The collapse in businesses and deteriorating earnings have led to the surge in unemployment and falling income amid rising expenditure has become a worrying trend.
Businesses have to change their work arrangements as the government pushed the work-form-home agenda. Employees, on the other hand, had the flexibility of working remotely and to a certain extent, productivity has increased, according to consultants.
In the new normal working environment, there is also a lot of thought on hybrid work arrangements coupled with the challenges that have an impact on productivity.
EY Consulting Sdn Bhd people advisory services partner Low Choy Huat, Deloitte Malaysia talent leader Tan Hooi Beng, PwC Malaysia director of people and organisation Indra Dhanu Dipak and KPMG Malaysia executive director of people and change advisory Sharmini Ann Jacob share their thoughts.
StarBizWeek: How should organisations strategise their workforce as the country move from the crisis response phase to the recovery phase? Low: As we move to recovery phase, organisations should reassess their strategic workforce options on “how they work”, “where they work” and “when they work”. Hybrid work arrangements is an option to consider as not all employees feel safe to return to work. The Covid-19 work-from-home arrangement was a huge experiment to see if some jobs could be done remotely without sacrificing productivity and culture. Therefore, a balance between office and remote work is highly encouraged as an option.
Low Choy Huat
Tan: With the experience of dealing with Covid-19, organisations should harness best practices discovered during the various lock downs and adopt it as part of their post-pandemic plans. Organisations need to think about the overall changing work landscape, beyond the pandemic. They need to adapt and pivot to meet the different needs of both the workplace and the workforce.
Indra: Organisations should look beyond traditional talent channels including leveraging on short-term virtual assignments supported by talents in geographically dispersed locations, allowing job rotation to tap on latent skills or exploring career comeback options for those who have taken a career break. They should also find new avenues to digitise their workforce to cater to new expectations on productivity and efficiency in this landscape. As such, companies must build a flexible work environment as flexibility increasingly becomes a factor for retention and employee engagement.

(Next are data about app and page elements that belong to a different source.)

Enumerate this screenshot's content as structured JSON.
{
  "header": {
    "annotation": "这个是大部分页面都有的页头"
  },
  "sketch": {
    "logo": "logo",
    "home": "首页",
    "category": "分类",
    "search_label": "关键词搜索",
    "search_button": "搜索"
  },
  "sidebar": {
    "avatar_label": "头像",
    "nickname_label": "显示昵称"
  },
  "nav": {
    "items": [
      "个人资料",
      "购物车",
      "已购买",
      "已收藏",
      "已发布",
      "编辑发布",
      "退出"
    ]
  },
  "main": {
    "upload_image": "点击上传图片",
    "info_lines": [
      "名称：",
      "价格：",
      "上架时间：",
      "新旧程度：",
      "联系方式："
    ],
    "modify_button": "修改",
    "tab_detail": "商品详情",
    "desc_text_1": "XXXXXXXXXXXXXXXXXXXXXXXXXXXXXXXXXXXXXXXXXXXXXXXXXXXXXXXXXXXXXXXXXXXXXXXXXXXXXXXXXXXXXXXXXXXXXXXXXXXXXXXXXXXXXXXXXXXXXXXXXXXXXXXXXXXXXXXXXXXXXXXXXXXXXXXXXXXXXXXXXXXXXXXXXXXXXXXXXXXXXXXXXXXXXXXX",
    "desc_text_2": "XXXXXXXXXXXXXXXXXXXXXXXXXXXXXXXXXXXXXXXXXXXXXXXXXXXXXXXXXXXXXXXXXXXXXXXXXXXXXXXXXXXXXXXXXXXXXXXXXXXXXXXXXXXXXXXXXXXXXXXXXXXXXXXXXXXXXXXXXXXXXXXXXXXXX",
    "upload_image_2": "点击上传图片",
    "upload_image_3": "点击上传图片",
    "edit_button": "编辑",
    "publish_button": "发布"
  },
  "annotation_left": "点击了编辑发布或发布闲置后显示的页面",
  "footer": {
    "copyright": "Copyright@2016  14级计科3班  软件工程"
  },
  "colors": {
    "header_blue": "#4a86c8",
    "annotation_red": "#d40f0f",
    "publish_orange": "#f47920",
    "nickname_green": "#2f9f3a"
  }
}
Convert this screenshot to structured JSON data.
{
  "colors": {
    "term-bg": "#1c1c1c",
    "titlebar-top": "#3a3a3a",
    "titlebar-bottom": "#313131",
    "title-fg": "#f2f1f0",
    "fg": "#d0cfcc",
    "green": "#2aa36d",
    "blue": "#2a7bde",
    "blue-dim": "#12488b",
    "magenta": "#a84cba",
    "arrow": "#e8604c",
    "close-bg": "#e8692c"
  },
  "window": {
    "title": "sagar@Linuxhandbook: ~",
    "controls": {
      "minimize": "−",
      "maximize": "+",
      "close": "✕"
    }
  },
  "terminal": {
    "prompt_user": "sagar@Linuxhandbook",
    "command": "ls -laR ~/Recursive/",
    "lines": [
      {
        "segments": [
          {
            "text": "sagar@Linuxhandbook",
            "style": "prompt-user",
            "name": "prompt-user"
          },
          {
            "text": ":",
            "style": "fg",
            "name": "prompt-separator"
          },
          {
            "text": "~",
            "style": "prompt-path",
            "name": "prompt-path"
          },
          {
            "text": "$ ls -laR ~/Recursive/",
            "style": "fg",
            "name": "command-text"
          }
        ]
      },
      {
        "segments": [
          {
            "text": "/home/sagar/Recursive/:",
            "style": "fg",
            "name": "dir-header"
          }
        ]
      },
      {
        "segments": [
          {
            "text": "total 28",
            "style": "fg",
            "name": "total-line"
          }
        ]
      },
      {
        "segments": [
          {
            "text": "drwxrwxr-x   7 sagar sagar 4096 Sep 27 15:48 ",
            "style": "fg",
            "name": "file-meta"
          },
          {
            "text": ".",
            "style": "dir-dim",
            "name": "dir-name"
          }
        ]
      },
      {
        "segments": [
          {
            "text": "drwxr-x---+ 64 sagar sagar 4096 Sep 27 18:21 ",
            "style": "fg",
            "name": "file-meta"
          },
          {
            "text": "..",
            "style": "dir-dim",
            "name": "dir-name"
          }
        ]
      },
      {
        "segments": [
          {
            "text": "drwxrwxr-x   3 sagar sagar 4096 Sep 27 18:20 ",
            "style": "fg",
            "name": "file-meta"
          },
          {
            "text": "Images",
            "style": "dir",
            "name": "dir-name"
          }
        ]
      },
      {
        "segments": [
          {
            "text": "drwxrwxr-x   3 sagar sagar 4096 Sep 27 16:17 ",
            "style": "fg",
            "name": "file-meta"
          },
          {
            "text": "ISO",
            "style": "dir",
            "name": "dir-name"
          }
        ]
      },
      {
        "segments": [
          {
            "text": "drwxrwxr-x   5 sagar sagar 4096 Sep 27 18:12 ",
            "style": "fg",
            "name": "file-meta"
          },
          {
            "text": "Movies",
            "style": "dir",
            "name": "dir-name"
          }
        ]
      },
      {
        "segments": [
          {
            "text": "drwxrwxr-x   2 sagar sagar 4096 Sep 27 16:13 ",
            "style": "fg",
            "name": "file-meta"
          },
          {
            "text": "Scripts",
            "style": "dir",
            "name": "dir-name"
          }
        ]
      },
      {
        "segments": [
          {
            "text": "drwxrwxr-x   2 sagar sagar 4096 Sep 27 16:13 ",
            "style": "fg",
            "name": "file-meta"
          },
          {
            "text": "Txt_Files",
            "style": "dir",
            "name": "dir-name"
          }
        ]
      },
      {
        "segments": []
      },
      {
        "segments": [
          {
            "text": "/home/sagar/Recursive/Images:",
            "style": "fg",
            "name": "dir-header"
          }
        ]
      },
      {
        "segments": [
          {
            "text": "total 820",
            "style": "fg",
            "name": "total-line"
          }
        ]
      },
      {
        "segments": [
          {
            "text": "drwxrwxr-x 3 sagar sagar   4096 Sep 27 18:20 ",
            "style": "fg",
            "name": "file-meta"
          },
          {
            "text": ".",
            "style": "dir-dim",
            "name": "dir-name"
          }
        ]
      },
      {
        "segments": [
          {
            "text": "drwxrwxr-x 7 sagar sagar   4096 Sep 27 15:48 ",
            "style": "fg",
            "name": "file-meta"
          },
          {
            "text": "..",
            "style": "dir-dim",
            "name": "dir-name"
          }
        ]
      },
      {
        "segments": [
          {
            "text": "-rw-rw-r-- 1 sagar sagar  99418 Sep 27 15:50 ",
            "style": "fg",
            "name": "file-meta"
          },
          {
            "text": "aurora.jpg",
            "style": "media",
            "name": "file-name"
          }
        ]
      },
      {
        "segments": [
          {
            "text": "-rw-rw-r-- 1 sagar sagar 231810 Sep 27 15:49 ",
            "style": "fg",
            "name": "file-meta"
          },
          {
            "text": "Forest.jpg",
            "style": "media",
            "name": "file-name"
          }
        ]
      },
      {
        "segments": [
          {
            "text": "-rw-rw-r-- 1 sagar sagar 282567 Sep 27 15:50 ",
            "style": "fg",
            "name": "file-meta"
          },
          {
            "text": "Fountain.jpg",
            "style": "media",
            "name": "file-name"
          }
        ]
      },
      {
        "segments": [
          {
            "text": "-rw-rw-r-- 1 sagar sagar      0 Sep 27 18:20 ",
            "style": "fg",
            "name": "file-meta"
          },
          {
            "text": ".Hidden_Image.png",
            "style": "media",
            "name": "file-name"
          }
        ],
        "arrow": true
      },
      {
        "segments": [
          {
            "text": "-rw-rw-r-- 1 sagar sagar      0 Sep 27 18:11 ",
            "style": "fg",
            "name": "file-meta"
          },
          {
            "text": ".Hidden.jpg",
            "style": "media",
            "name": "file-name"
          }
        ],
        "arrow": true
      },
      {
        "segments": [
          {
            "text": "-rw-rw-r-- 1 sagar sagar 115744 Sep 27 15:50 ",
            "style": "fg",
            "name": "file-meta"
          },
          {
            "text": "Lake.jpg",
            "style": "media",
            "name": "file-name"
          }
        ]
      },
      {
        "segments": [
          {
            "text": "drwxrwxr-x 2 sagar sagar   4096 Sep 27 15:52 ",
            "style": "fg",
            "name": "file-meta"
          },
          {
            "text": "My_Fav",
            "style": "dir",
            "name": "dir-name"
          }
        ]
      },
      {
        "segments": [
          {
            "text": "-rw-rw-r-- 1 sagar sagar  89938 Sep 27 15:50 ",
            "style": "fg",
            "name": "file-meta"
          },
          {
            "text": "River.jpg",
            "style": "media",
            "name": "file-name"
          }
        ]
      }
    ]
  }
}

Sharmini: Our ‘KPMG 2021 CEO Outlook’ survey revealed that 68% of chief executive officers (CEOs) in Asia-Pacific are placing more capital investment in buying new technology and building human capability with 49% planning to invest in digital training, development and upskilling to ensure employees’ skills remain future-focused.